Sunday, September 28, 2014

Artistic Expression in Hanoi

It's been a while since I've done a blog post. We were in Sa Pa, Ha Long Bay, and Hanoi for about ten days. Then after that my classes started for my American Culture class that I'm teaching. Needless to say I've been really busy. So, a little bit of info about my time up north. We started our journey by flying to Hanoi. We spent just half a day in Hanoi before taking an overnight train to Sa Pa. The train was really cool, because it was an old style steam engine. It pretty much looked like the Hogwarts express from the inside. The only bad part was that a few mosquitoes had gotten onto our train and bit us in the middle of the night. We arrived in Sa Pa early in the morning for a few days of trekking with Hmong women as our guides. The Hmong are a group of indigenous people who live in the highlands of Vietnam. They grow a lot of rice and are known for their intricate handmade clothing. The hiking itself was fairly easy, especially after the three day backpacking trip I had taken with my partner at the beginning of summer. The Hmong women were very helpful for the less experienced hikers and the scenery was gorgeous. I got to see my first water buffalo! We spent the night at a farmhouse in one of the villages. Our hosts were happy to share some of their homemade rice wine with us. Man oh man does that stuff burn. The second day we trekked to a new village and met some local Hmong children. I think most of the villages make money off of tourists, so all the children were very persistent in having us buy stuff. Later that evening we hiked out of Sa Pa and took the train back to Hanoi.
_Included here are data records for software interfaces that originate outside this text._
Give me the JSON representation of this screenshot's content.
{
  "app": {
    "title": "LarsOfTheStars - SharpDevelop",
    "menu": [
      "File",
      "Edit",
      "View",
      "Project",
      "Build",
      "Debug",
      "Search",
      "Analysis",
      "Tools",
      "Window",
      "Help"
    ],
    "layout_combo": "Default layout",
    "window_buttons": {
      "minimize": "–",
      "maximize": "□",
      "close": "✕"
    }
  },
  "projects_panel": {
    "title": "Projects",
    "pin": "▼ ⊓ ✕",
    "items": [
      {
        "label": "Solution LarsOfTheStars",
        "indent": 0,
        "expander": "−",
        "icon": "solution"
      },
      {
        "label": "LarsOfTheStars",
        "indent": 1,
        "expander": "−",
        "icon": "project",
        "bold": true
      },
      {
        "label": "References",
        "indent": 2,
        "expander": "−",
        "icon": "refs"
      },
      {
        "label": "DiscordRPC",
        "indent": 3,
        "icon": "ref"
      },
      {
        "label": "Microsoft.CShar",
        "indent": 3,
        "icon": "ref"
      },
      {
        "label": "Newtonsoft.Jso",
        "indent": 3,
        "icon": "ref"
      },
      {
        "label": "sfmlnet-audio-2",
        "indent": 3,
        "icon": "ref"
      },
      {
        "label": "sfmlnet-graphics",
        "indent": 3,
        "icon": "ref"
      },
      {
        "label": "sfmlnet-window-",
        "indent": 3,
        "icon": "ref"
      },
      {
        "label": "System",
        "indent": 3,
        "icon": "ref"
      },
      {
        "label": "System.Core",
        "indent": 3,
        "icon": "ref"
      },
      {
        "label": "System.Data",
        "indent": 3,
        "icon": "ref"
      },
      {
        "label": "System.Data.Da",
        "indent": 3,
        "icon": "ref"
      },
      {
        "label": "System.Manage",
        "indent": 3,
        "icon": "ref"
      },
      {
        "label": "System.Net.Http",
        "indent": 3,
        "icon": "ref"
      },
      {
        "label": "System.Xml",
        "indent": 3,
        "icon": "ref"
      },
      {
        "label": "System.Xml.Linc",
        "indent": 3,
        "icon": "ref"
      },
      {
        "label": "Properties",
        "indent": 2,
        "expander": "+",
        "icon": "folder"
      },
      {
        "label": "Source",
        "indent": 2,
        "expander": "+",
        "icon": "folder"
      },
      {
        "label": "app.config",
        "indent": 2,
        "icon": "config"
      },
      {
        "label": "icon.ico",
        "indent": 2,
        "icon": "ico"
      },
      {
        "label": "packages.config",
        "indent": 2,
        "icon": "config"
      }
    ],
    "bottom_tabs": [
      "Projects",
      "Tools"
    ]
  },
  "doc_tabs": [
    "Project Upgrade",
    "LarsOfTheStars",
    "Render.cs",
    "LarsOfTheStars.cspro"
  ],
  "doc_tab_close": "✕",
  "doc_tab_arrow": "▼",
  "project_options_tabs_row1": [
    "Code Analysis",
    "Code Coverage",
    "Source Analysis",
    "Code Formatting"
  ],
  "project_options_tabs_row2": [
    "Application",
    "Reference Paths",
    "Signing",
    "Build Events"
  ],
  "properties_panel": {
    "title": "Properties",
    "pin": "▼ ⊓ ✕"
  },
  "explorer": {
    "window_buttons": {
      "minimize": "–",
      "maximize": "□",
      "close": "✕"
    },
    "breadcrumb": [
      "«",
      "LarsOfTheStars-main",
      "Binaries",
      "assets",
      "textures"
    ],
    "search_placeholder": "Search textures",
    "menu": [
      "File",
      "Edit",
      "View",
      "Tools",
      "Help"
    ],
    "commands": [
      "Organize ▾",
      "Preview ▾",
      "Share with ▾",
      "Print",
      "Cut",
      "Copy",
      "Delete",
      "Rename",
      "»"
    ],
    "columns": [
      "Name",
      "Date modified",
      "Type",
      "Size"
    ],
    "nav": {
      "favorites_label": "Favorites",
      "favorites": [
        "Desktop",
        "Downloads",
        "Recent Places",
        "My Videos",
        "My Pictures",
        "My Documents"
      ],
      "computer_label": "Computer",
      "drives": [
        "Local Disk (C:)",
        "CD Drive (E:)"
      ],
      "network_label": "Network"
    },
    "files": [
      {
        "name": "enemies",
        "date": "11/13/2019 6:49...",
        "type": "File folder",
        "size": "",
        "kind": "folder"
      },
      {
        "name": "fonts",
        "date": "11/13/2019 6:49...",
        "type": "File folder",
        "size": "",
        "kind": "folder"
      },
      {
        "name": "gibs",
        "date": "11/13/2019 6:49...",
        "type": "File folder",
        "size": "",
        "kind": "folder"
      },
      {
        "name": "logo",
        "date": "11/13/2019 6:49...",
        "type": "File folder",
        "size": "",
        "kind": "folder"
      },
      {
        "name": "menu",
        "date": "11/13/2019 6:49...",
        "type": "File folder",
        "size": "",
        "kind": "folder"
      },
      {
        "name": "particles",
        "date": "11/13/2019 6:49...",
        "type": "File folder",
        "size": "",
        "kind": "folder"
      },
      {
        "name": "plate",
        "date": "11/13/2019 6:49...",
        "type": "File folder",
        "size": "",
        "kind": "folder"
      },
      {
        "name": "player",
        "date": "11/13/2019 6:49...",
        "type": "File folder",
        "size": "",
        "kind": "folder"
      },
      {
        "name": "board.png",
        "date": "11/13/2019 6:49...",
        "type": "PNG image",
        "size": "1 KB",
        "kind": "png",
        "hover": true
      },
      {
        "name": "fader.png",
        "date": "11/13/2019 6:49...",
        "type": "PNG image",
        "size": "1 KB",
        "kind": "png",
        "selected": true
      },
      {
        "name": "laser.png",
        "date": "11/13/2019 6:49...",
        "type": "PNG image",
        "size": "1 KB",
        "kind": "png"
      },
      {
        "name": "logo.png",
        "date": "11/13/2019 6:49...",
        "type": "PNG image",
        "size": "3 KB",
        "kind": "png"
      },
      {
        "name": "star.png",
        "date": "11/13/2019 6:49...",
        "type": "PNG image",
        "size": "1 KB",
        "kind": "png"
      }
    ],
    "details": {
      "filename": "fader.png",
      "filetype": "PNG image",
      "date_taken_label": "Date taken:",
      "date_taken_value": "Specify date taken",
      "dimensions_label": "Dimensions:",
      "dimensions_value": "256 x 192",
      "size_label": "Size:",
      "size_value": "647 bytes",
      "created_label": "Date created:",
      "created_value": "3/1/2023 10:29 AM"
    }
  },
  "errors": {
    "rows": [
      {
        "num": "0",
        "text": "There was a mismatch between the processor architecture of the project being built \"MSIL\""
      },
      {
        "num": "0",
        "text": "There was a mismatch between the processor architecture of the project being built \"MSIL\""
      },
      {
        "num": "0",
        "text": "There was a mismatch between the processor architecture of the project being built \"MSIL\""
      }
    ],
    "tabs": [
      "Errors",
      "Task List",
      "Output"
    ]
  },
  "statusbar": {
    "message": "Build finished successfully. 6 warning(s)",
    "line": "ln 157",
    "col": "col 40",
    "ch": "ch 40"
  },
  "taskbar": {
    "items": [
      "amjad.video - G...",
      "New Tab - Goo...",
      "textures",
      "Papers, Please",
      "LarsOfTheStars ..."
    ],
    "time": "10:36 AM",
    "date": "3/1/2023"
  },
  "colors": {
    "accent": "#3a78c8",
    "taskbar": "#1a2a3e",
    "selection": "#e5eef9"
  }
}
From Hanoi we went straight to Ha Long Bay where we stayed on a boat for one night. We went spelunking (kind of), kayaking, and swimming before the sun went down. My bed on the boat was so comfortable that I ended up reading and falling asleep early, while everyone else watching this very drunk Scottish man sing Karaoke. The morning before leaving Ha Long Bay we went to a pearl farm. Apparently Phu Quoc and Ha Long Bay are the only two places in Vietnam that grow pearls, and I've been to those two places! Although I've had plenty of opportunities to buy pearls, I haven't had the interest to. Once we returned from Ha Long Bay we had five days in Hanoi to run around. Our time in the capital was very unscheduled. Every place I travel to I am most interested at visiting places of worship. When I went to Italy and France with my family I loved seeing all of the churches. So when we got to the capital I knew I wanted to see as many pagodas and temples as possible. Other than temple hopping we walked around the old quarter, went to bars, bought a bunch of souvenirs, and visited museums .

 One of my favorite things we did was meeting Hanoian photographer Jamie Maxtone-Graham. Jamie used to shoot in LA, but moved to Hanoi to start a life with his Vietnamese wife and daughter, Jamie's work is very different than your typical Vietnamese photography. What I mean by that is that it is very interpretive and is something that can be analysed and looked at in different ways. Typical Vietnamese photography is very safe and the photographer is clear with his/her intentions of what the photo is. For anyone interested in Jamie's work here is a link to his website, After meeting Jamie we were invited to go to an art gallery exhibit that Jamie's friend had arranged. The exhibit was a live, movie, and photograph show of one of Hanoi's first drag shows in 1999. There were photos taken of the night hanging downstairs, a movie of the night playing upstairs, and a topless man who was covered in sparkles and a headdress. I think he was meant to be a walking piece of art. I actually felt very at home at the art show. There were a lot of westerners and the people who were there all looked like they could be from Berkeley. Later on in the week we read an article in class that talked about how some performance artists in Vietnam are viewed as anti-art by the government and artistic elites. There was an example of a father laying on top of his son while his son read a poem aloud. This was supposed to represent a father's repression of his son. Performance art like this is viewed as anti-art by many traditional Vietnamese artists, because performance art doesn't necessarily need to be defined. Interpretive art frustrates traditional thinkers. The gallery exhibit that I saw in Hanoi is a perfect example of a new type of artistic expression that is popping up in Vietnam. The exhibit used many forms to present the drag show. The meaning behind the show was not clear and the viewer had to create his or her own interpretation. I think this style of art will become more popular in Vietnam as the government allows for more forms of art and expression to be showed. 


1 comment:

  1. You are a very descriptive and clear writer, Kaitlan! Based on your experiences in SaPa and Hanoi, what sort of outside influences did you see? Did you find any of the Westernization or industrialization of SaPa disconcerting? I think something that struck me most in SaPa was seeing the power towers as we descended into the valley. It was this strange mix of ancient agrarian land being burdened (although, some see it as great advancement with all that wifi in the homestays) with metal and electricity. It was just a very fascinating sight to see. Thanks for the great read!